Beautiful morning for a drive across Texas.
This morning I left the house around six for the 2 1/2 hour trek across East Texas to Trinity Lutheran Church in Orange, Texas. In some ways being a bishop is like being on a Lutheran Youth Encounter team. Itinerant. Going from church to church, wanting only to serve in a way that supports the mission of Christ.
Founded 1907, Trinity is in the Golden Triangle, a group of towns forming a triangle in an oil-rich industrial area. Dupont used to bring Northerners down in droves. No more. Beaumont is the largest with a population of 132,000. Port Arthur, Bridge City and Orange form the rest. We have ELCA congregations in all these towns, once, many had 150 in worship. Now all are struggling with less than 50.
Trinity was served by LCMS pastors till 1929, but never became a member of LCMS. This was Ray Flachmeier’s first call: ’60-66. Carroll Shaddock grew up here. Deaconess Pat Gordon served here in the mid-nineties. Mother Petrulah (an Episcopalian priest) served here, and Pastor Cindy Beck. They historically sent kids to Lutherhill and Chrysallis.

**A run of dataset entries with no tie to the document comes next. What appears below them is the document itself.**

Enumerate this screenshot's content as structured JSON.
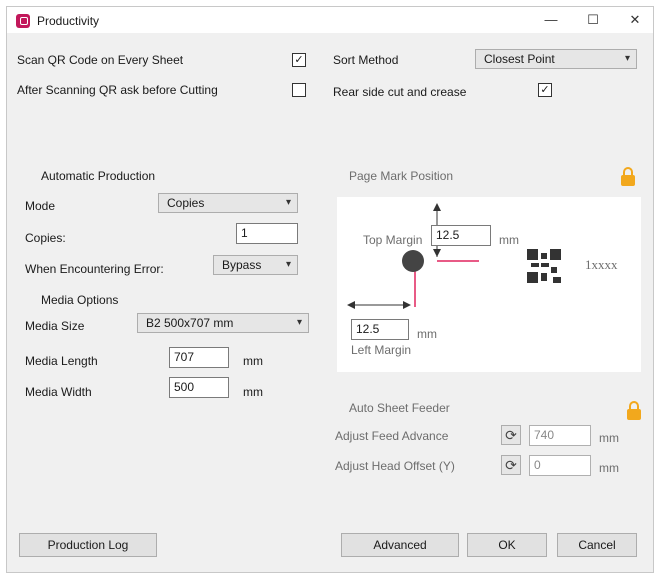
{
  "window": {
    "title": "Productivity",
    "minimize": "—",
    "maximize": "☐",
    "close": "✕"
  },
  "scan_qr": {
    "label": "Scan QR Code on Every Sheet",
    "checked": "✓"
  },
  "after_scan": {
    "label": "After Scanning QR ask before Cutting",
    "checked": ""
  },
  "sort_method": {
    "label": "Sort Method",
    "value": "Closest Point"
  },
  "rear_side": {
    "label": "Rear side cut and crease",
    "checked": "✓"
  },
  "automatic_production": {
    "heading": "Automatic Production",
    "mode_label": "Mode",
    "mode_value": "Copies",
    "copies_label": "Copies:",
    "copies_value": "1",
    "error_label": "When Encountering Error:",
    "error_value": "Bypass"
  },
  "media_options": {
    "heading": "Media Options",
    "size_label": "Media Size",
    "size_value": "B2 500x707 mm",
    "length_label": "Media Length",
    "length_value": "707",
    "width_label": "Media Width",
    "width_value": "500",
    "unit": "mm"
  },
  "page_mark": {
    "heading": "Page Mark Position",
    "top_margin_label": "Top Margin",
    "top_margin_value": "12.5",
    "left_margin_label": "Left Margin",
    "left_margin_value": "12.5",
    "unit": "mm",
    "sample_text": "1xxxx"
  },
  "auto_sheet_feeder": {
    "heading": "Auto Sheet Feeder",
    "feed_label": "Adjust Feed Advance",
    "feed_value": "740",
    "head_label": "Adjust Head Offset (Y)",
    "head_value": "0",
    "unit": "mm"
  },
  "buttons": {
    "production_log": "Production Log",
    "advanced": "Advanced",
    "ok": "OK",
    "cancel": "Cancel"
  },
  "colors": {
    "lock": "#f2a81d",
    "marker_line": "#e0245e",
    "app_icon": "#c2185b"
  }
}
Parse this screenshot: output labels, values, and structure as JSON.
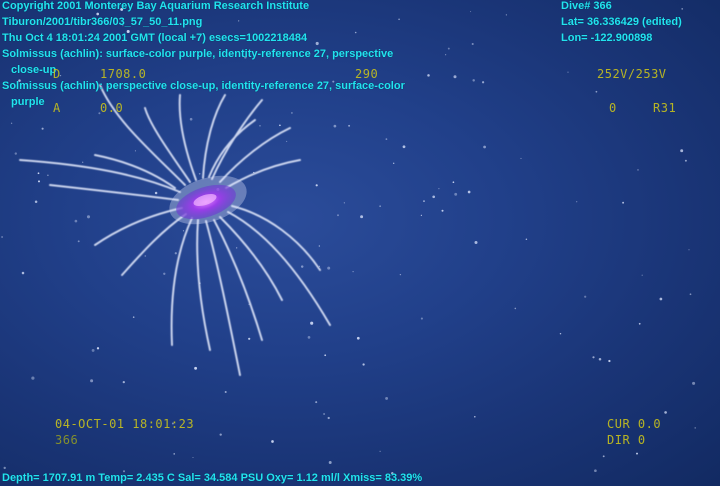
{
  "caption": {
    "copyright": "Copyright 2001 Monterey Bay Aquarium Research Institute",
    "filepath": "Tiburon/2001/tibr366/03_57_50_11.png",
    "datetime": "Thu Oct  4 18:01:24 2001 GMT (local +7)  esecs=1002218484",
    "annotation1_line1": "Solmissus (achlin): surface-color purple, identity-reference 27, perspective",
    "annotation1_line2": "close-up",
    "annotation2_line1": "Solmissus (achlin): perspective close-up, identity-reference 27, surface-color",
    "annotation2_line2": "purple",
    "dive": "Dive# 366",
    "lat": "Lat= 36.336429 (edited)",
    "lon": "Lon= -122.900898",
    "bottom_line": "Depth= 1707.91 m  Temp= 2.435 C  Sal= 34.584 PSU  Oxy= 1.12 ml/l  Xmiss= 83.39%"
  },
  "hud": {
    "depth_label": "D",
    "depth_value": "1708.0",
    "heading": "290",
    "voltage": "252V/253V",
    "alt_label": "A",
    "alt_value": "0.0",
    "zero": "0",
    "code": "R31",
    "date_time": "04-OCT-01 18:01:23",
    "dive_no": "366",
    "cur": "CUR 0.0",
    "dir": "DIR 0"
  }
}
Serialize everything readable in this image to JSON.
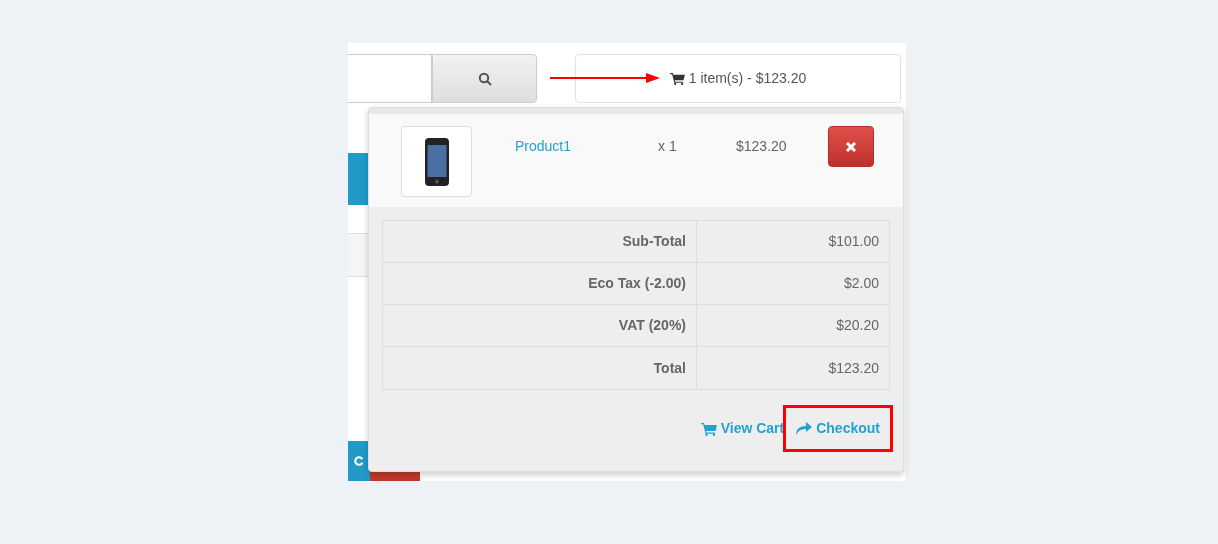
{
  "cart_button": {
    "label": "1 item(s) - $123.20"
  },
  "cart_items": [
    {
      "name": "Product1",
      "quantity": "x 1",
      "price": "$123.20"
    }
  ],
  "totals": [
    {
      "label": "Sub-Total",
      "value": "$101.00"
    },
    {
      "label": "Eco Tax (-2.00)",
      "value": "$2.00"
    },
    {
      "label": "VAT (20%)",
      "value": "$20.20"
    },
    {
      "label": "Total",
      "value": "$123.20"
    }
  ],
  "actions": [
    {
      "kind": "view_cart",
      "label": "View Cart",
      "highlighted": false
    },
    {
      "kind": "checkout",
      "label": "Checkout",
      "highlighted": true
    }
  ]
}
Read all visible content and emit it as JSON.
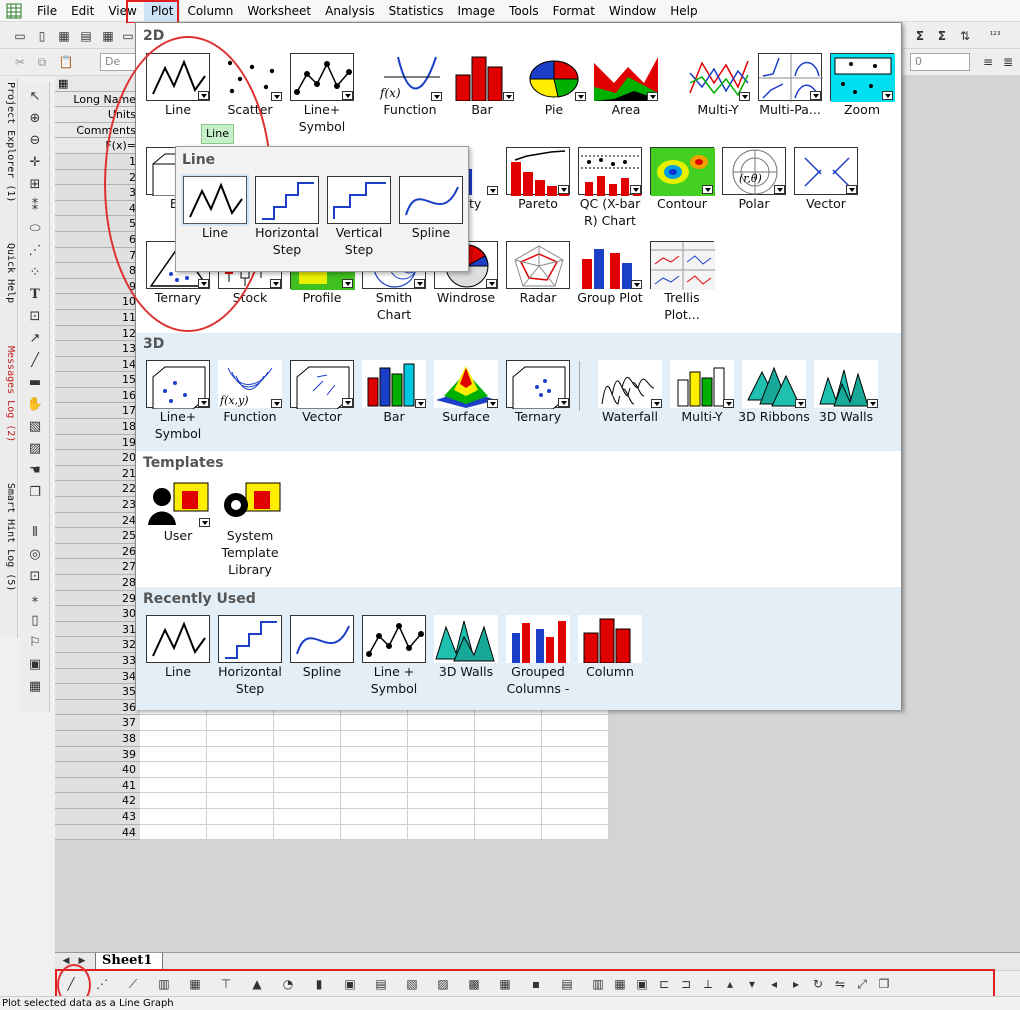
{
  "menubar": {
    "items": [
      "File",
      "Edit",
      "View",
      "Plot",
      "Column",
      "Worksheet",
      "Analysis",
      "Statistics",
      "Image",
      "Tools",
      "Format",
      "Window",
      "Help"
    ]
  },
  "toolbar": {
    "font_combo": "De",
    "size_combo": "0",
    "sum1": "Σ",
    "sum2": "Σ"
  },
  "left_dock": {
    "tabs": [
      "Project Explorer (1)",
      "Quick Help",
      "Messages Log (2)",
      "Smart Hint Log (5)"
    ]
  },
  "worksheet": {
    "header_rows": [
      "Long Name",
      "Units",
      "Comments",
      "F(x)="
    ],
    "rows": [
      "1",
      "2",
      "3",
      "4",
      "5",
      "6",
      "7",
      "8",
      "9",
      "10",
      "11",
      "12",
      "13",
      "14",
      "15",
      "16",
      "17",
      "18",
      "19",
      "20",
      "21",
      "22",
      "23",
      "24",
      "25",
      "26",
      "27",
      "28",
      "29",
      "30",
      "31",
      "32",
      "33",
      "34",
      "35",
      "36",
      "37",
      "38",
      "39",
      "40",
      "41",
      "42",
      "43",
      "44"
    ],
    "sheet_tab": "Sheet1"
  },
  "plot_menu": {
    "section_2d": "2D",
    "section_3d": "3D",
    "section_templates": "Templates",
    "section_recent": "Recently Used",
    "row1": [
      "Line",
      "Scatter",
      "Line+ Symbol",
      "Function",
      "Bar",
      "Pie",
      "Area",
      "Multi-Y",
      "Multi-Pa...",
      "Zoom"
    ],
    "row2": [
      "Bo",
      "bility",
      "Pareto",
      "QC (X-bar R) Chart",
      "Contour",
      "Polar",
      "Vector"
    ],
    "row3": [
      "Ternary",
      "Stock",
      "Profile",
      "Smith Chart",
      "Windrose",
      "Radar",
      "Group Plot",
      "Trellis Plot..."
    ],
    "row3d": [
      "Line+ Symbol",
      "Function",
      "Vector",
      "Bar",
      "Surface",
      "Ternary",
      "Waterfall",
      "Multi-Y",
      "3D Ribbons",
      "3D Walls"
    ],
    "templates": [
      "User",
      "System Template Library"
    ],
    "recent": [
      "Line",
      "Horizontal Step",
      "Spline",
      "Line + Symbol",
      "3D Walls",
      "Grouped Columns -",
      "Column"
    ]
  },
  "line_submenu": {
    "title": "Line",
    "items": [
      "Line",
      "Horizontal Step",
      "Vertical Step",
      "Spline"
    ]
  },
  "tooltip": "Line",
  "status": "Plot selected data as a Line Graph",
  "colors": {
    "highlight_red": "#e02020",
    "section_blue": "#e3eef7",
    "tooltip_green": "#c8f0c8"
  }
}
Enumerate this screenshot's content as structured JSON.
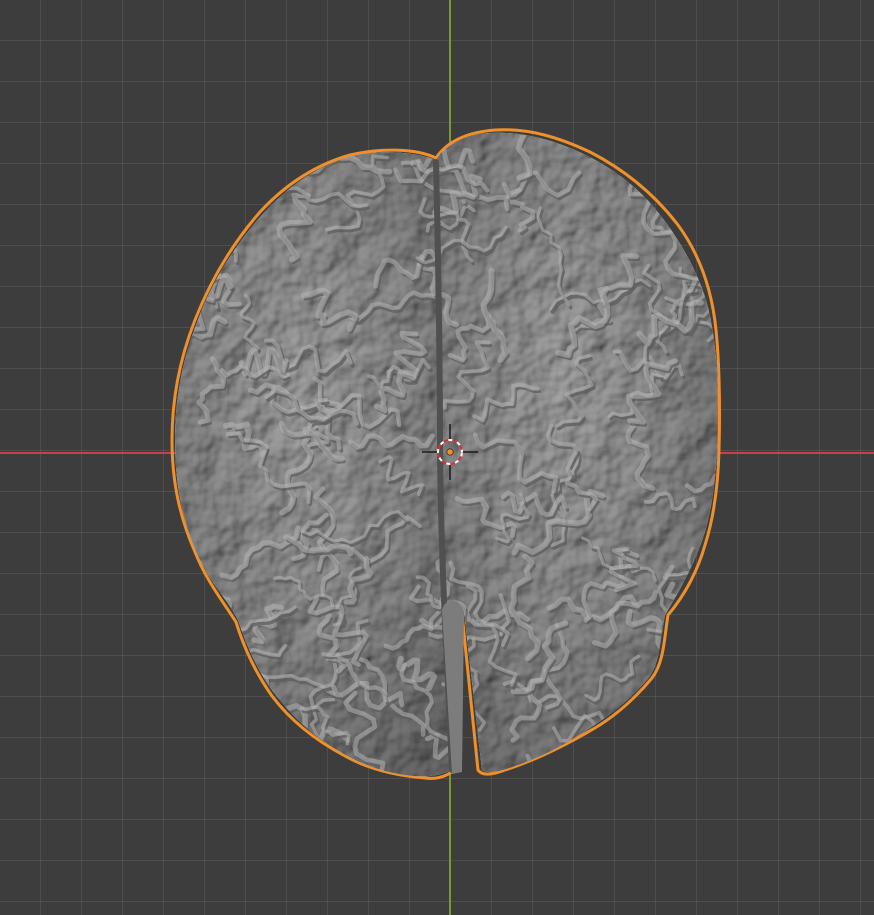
{
  "viewport": {
    "name": "3D Viewport",
    "grid_visible": true
  },
  "colors": {
    "background": "#3d3d3d",
    "grid": "#4a4a4a",
    "x_axis": "#c8404a",
    "y_axis": "#7a9a2e",
    "selection_outline": "#f0902a",
    "mesh_base": "#8f8f8f",
    "mesh_highlight": "#b5b5b5",
    "mesh_shadow": "#5c5c5c",
    "origin_dot": "#f0902a"
  },
  "scene": {
    "active_object": {
      "type": "mesh",
      "icon": "brain-mesh-icon",
      "selected": true
    },
    "cursor": {
      "icon": "3d-cursor-icon"
    },
    "origin": {
      "icon": "object-origin-icon"
    }
  }
}
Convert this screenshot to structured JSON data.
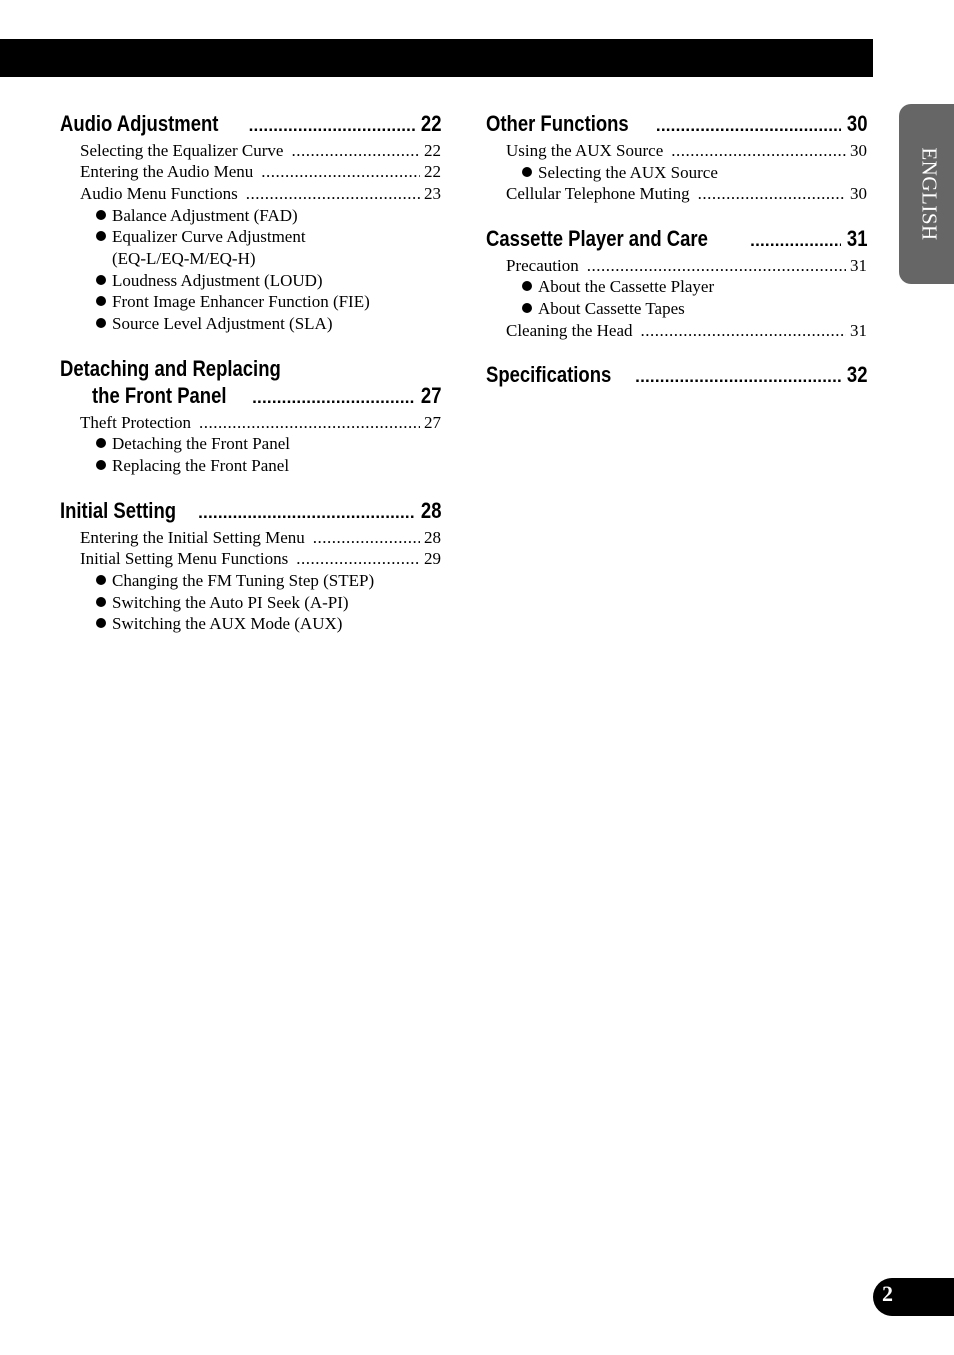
{
  "tab_label": "ENGLISH",
  "page_number": "2",
  "columns": [
    [
      {
        "type": "head",
        "label": "Audio Adjustment",
        "page": "22"
      },
      {
        "type": "entry",
        "label": "Selecting the Equalizer Curve",
        "page": "22"
      },
      {
        "type": "entry",
        "label": "Entering the Audio Menu",
        "page": "22"
      },
      {
        "type": "entry",
        "label": "Audio Menu Functions",
        "page": "23"
      },
      {
        "type": "bullet",
        "label": "Balance Adjustment (FAD)"
      },
      {
        "type": "bullet",
        "label": "Equalizer Curve Adjustment"
      },
      {
        "type": "cont",
        "label": "(EQ-L/EQ-M/EQ-H)"
      },
      {
        "type": "bullet",
        "label": "Loudness Adjustment (LOUD)"
      },
      {
        "type": "bullet",
        "label": "Front Image Enhancer Function (FIE)"
      },
      {
        "type": "bullet",
        "label": "Source Level Adjustment (SLA)"
      },
      {
        "type": "headline",
        "label": "Detaching and Replacing"
      },
      {
        "type": "head2",
        "label": "the Front Panel",
        "page": "27"
      },
      {
        "type": "entry",
        "label": "Theft Protection",
        "page": "27"
      },
      {
        "type": "bullet",
        "label": "Detaching the Front Panel"
      },
      {
        "type": "bullet",
        "label": "Replacing the Front Panel"
      },
      {
        "type": "head",
        "label": "Initial Setting",
        "page": "28"
      },
      {
        "type": "entry",
        "label": "Entering the Initial Setting Menu",
        "page": "28"
      },
      {
        "type": "entry",
        "label": "Initial Setting Menu Functions",
        "page": "29"
      },
      {
        "type": "bullet",
        "label": "Changing the FM Tuning Step (STEP)"
      },
      {
        "type": "bullet",
        "label": "Switching the Auto PI Seek (A-PI)"
      },
      {
        "type": "bullet",
        "label": "Switching the AUX Mode (AUX)"
      }
    ],
    [
      {
        "type": "head",
        "label": "Other Functions",
        "page": "30"
      },
      {
        "type": "entry",
        "label": "Using the AUX Source",
        "page": "30"
      },
      {
        "type": "bullet",
        "label": "Selecting the AUX Source"
      },
      {
        "type": "entry",
        "label": "Cellular Telephone Muting",
        "page": "30"
      },
      {
        "type": "head",
        "label": "Cassette Player and Care",
        "page": "31"
      },
      {
        "type": "entry",
        "label": "Precaution",
        "page": "31"
      },
      {
        "type": "bullet",
        "label": "About the Cassette Player"
      },
      {
        "type": "bullet",
        "label": "About Cassette Tapes"
      },
      {
        "type": "entry",
        "label": "Cleaning the Head",
        "page": "31"
      },
      {
        "type": "head",
        "label": "Specifications",
        "page": "32"
      }
    ]
  ]
}
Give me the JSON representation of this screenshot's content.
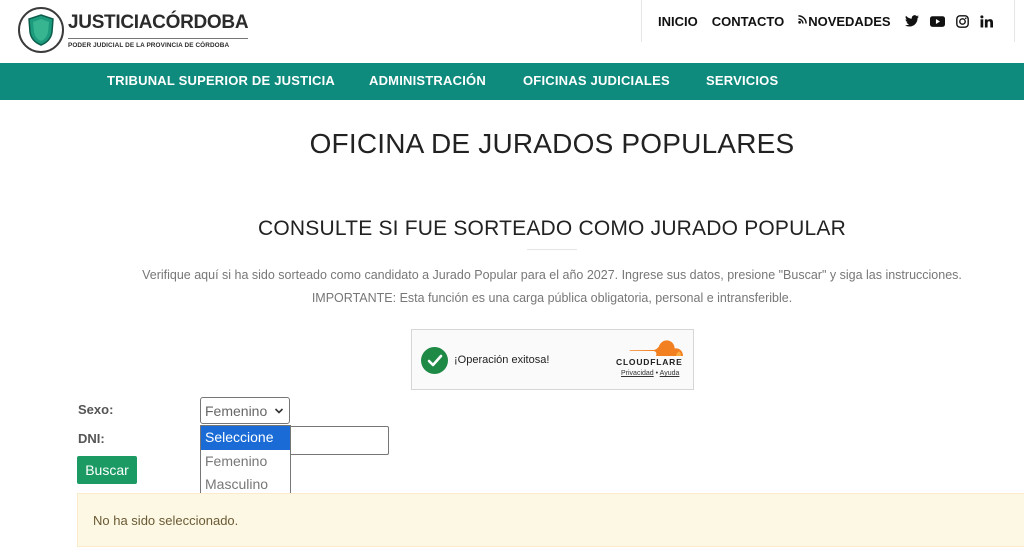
{
  "header": {
    "logo_title_main": "JUSTICIA",
    "logo_title_region": "CÓRDOBA",
    "logo_subtitle": "PODER JUDICIAL DE LA PROVINCIA DE CÓRDOBA",
    "top_links": [
      "INICIO",
      "CONTACTO",
      "NOVEDADES"
    ],
    "social_icons": [
      "twitter-icon",
      "youtube-icon",
      "instagram-icon",
      "linkedin-icon"
    ]
  },
  "main_nav": [
    "TRIBUNAL SUPERIOR DE JUSTICIA",
    "ADMINISTRACIÓN",
    "OFICINAS JUDICIALES",
    "SERVICIOS"
  ],
  "page": {
    "title": "OFICINA DE JURADOS POPULARES",
    "subtitle": "CONSULTE SI FUE SORTEADO COMO JURADO POPULAR",
    "description": "Verifique aquí si ha sido sorteado como candidato a Jurado Popular para el año 2027. Ingrese sus datos, presione \"Buscar\" y siga las instrucciones.",
    "important": "IMPORTANTE: Esta función es una carga pública obligatoria, personal e intransferible."
  },
  "captcha": {
    "message": "¡Operación exitosa!",
    "brand": "CLOUDFLARE",
    "privacy": "Privacidad",
    "separator": "•",
    "help": "Ayuda"
  },
  "form": {
    "sexo_label": "Sexo:",
    "sexo_value": "Femenino",
    "sexo_options": [
      "Seleccione",
      "Femenino",
      "Masculino"
    ],
    "sexo_highlighted": "Seleccione",
    "dni_label": "DNI:",
    "dni_value": "",
    "submit_label": "Buscar"
  },
  "alert": {
    "text": "No ha sido seleccionado."
  },
  "colors": {
    "nav_teal": "#0f8b7e",
    "button_green": "#1b9a63",
    "check_green": "#1f8a45",
    "cloudflare_orange": "#f38020",
    "alert_bg": "#fcf8e3",
    "select_highlight": "#1a6bd6"
  }
}
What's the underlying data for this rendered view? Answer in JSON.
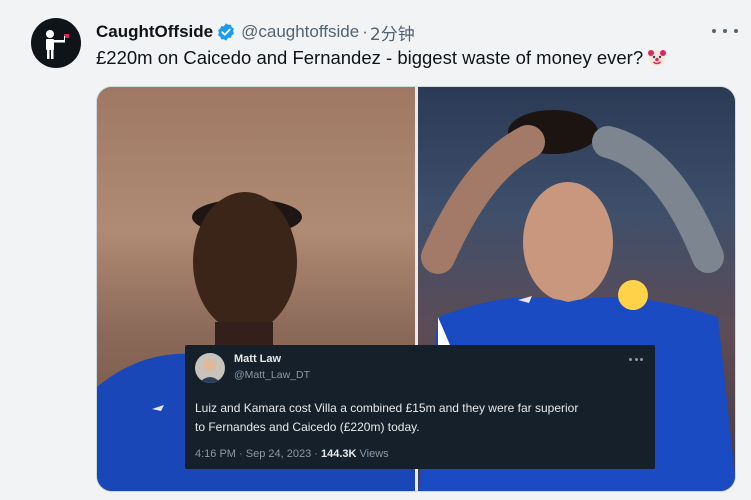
{
  "tweet": {
    "display_name": "CaughtOffside",
    "handle": "@caughtoffside",
    "separator": "·",
    "timestamp": "2分钟",
    "text": "£220m on Caicedo and Fernandez - biggest waste of money ever?",
    "emoji": "clown-face-icon",
    "verified_color": "#1d9bf0"
  },
  "media": {
    "embedded_tweet": {
      "name": "Matt Law",
      "handle": "@Matt_Law_DT",
      "text_line1": "Luiz and Kamara cost Villa a combined £15m and they were far superior",
      "text_line2": "to Fernandes and Caicedo (£220m) today.",
      "time": "4:16 PM · Sep 24, 2023 · ",
      "views_count": "144.3K",
      "views_label": " Views"
    }
  }
}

Until recently, Trinity, Orange shared a pastor (guitar-playing Tim Norris) with a congregation across the state line, St. Paul in Lake Charles, Louisiana. Due to financial reasons they backed out of this relationship, and have contracted with Synodically Authorized Lay Minister Paul Zoch, who serves St. Mark’s, Bridge City, TX, also in the Golden Triangle. These three congregations each have about 30 in worship on an average Sunday.
I was invited for their leadership’s visioning day. We began with breakfast at 8:30. I could have come yesterday and stayed the night. I have a budget for such things, but I don’t use it much. I like sleeping in my own bed, and I’m an early riser. So, a cup of coffee and I’m off. I think of early Methodist circuit riders getting on their horses week after week to visit congregations. I have it easy in my air-conditioned car.
Trinity’s “Visionquest” as they called it, began after a big breakfast of stories and ice breaking. A dozen people—a few life-long members, four from one family. We read together Acts 2:42 ff three times. The mission of the church was the topic: marks of an outwardly-focused church. They talked about awe, devotion to the apostles’ teaching, daily prayer and communion, sharing possessions, radical generosity. What would that look like here?
We shared stories and strategies for small congregation outreach. I asked questions about their past. They shared frustration with former pastors and the synod. Then we talked about the future.
Getting beyond institutional survival to the space where all the energy is outwardly focused on serving and evangelism is a struggle for congregations of any size. Naming the struggle is a vital first step. It will be interesting to watch Trinity over the next five years to see what happens.